They’ll probably defer to some jerk on a webcam. I’m already furious with them because when they haven’t caught you in their hook yet they’re really gentle and accommodating. But as soon as they’ve got you they pull up the moat and you can’t get them to return your calls.
It’s total media entrapment sometimes. I guess I deserve it. I think I’ll just try and look sad which is what I will be anyway. I don’t know, how will they jump on me? How could you crucify yourself? That kind of thing?
They could ask you anything, you’ll just have to Catherine Zeta Jones out of every situation. (Laughs) Good advice.
On Race Relations you donned black face which is something no one seemed to really care about or be particularly outraged by. What do you think about Chris Lilley’s Angry Boys character S.Mouse? I think that American culture is like a steamroller across the world. Some representations of that would be fast food like McDonalds, others would be Disney and another one would be hip hop. So it seems pretty fair game that hip hop would be satirized or even pummeled by a comedian. But it doesn’t come off as anything malicious or mean-spirited I don’t think. Obviously it would be the hardest argument ever for me to sit here and go “Oh listen, when I did black face it was the most important and valid thing ever but there’s a slight difference with Chris Lilley…”

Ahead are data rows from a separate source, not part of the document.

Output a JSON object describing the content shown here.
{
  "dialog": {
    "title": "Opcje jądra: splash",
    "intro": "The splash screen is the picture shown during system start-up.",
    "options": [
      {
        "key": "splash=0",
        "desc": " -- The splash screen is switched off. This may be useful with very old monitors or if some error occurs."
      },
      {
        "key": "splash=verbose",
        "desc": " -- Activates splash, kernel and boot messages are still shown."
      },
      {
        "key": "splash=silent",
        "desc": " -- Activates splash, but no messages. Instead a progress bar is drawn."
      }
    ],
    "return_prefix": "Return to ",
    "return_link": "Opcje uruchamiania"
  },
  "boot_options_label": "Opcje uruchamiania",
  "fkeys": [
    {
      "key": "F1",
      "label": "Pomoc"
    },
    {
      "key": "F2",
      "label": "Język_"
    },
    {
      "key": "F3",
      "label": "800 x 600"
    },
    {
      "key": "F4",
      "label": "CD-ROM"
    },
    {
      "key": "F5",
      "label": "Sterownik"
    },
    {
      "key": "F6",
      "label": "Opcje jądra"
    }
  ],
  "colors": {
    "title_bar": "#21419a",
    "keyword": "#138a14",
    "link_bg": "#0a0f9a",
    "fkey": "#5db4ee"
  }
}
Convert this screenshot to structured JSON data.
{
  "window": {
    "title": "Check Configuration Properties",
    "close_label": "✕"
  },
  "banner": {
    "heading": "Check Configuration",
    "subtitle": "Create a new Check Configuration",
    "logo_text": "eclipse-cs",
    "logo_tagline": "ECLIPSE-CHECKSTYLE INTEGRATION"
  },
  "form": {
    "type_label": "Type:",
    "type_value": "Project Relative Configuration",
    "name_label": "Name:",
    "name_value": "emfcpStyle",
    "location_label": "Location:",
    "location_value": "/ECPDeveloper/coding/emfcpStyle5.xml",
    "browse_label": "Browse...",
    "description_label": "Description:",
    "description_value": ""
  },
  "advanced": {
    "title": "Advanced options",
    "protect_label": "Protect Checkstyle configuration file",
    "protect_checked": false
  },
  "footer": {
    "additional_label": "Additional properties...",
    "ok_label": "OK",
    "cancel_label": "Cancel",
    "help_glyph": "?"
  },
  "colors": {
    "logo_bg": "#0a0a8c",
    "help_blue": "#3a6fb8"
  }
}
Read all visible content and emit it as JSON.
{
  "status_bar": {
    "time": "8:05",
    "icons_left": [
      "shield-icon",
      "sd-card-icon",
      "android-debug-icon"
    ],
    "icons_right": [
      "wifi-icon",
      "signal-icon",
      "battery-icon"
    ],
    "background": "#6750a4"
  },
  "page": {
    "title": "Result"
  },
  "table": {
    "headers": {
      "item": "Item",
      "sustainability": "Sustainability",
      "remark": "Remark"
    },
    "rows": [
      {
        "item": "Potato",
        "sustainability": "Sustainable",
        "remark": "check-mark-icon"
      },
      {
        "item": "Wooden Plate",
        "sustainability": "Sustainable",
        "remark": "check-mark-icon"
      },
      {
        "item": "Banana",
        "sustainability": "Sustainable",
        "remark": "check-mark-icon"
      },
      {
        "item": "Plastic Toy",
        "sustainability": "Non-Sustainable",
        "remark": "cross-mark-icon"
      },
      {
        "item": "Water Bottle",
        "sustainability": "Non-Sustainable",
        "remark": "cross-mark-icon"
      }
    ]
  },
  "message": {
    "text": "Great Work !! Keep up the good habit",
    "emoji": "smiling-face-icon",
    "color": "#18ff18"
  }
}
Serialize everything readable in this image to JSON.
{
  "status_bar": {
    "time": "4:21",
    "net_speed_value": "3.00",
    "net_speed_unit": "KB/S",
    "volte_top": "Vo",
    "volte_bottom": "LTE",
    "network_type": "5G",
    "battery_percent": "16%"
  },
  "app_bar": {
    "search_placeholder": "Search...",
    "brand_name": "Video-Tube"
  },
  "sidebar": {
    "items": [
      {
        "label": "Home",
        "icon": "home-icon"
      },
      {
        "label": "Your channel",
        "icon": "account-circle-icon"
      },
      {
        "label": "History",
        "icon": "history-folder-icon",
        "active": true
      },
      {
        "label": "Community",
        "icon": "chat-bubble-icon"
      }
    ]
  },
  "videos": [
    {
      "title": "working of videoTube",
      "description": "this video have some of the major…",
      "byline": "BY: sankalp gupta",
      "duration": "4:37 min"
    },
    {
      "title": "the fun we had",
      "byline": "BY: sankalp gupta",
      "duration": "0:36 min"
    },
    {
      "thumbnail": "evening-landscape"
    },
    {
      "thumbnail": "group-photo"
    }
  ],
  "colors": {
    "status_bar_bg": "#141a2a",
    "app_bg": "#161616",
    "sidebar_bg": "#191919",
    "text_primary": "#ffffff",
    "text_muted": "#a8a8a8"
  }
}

I guess what I’m saying is that context colours everything and there’s degrees of context that makes something OK or not OK. I think he’s got even more right by his context in that he’s sending up hip hop. The one thing I find funny was that article on The Vine where hip hoppers responded to S.Mouse and it was funny because I love hip hop and everything but for god’s sake there are vast paddocks of really bad, cynical, offensive, shallow, no-point hip hop and suddenly they create some alternate reality where it’s Soulja Boy and Vanilla Ice but besides that it’s pretty much all these sincere political geniuses with good hearts like Gil Scott-Heron and Chuck D? And it’s so not true. Like what percentage of modern hip hop is something along the lines of Gil Scott-Heron saying the revolution won’t be televised? It’s a very slim bracket of the pie. Anyway, you can’t trust me on these thing I don’t get offended by much.
Finally does being nominated for a Logie mean anything to you? Umm, well, I’ve got nothing against it. There was one year I think it was Vs. God and we got nominated. Then months later this SBS woman told me “You do know there was a deadlock in the room.” Like every other station just sticks up for their own so if you’re from Channel Nine you’ll be loyal to Channel Nine shows but apparently this SBS person with their stupid SBS morals said “I guess the fair thing to do is not to vote for John” and she abstained from voting or voted elsewhere and I lost it. SBS made me lose my Logie. Having said that it’s a lot of fun going to the Logies. It’s like some weird night where you see these people that you’ve only seen on ads. Suddenly you’re in some corridor with Guy Sebastian or Andrew G while playing scrabble on your phone.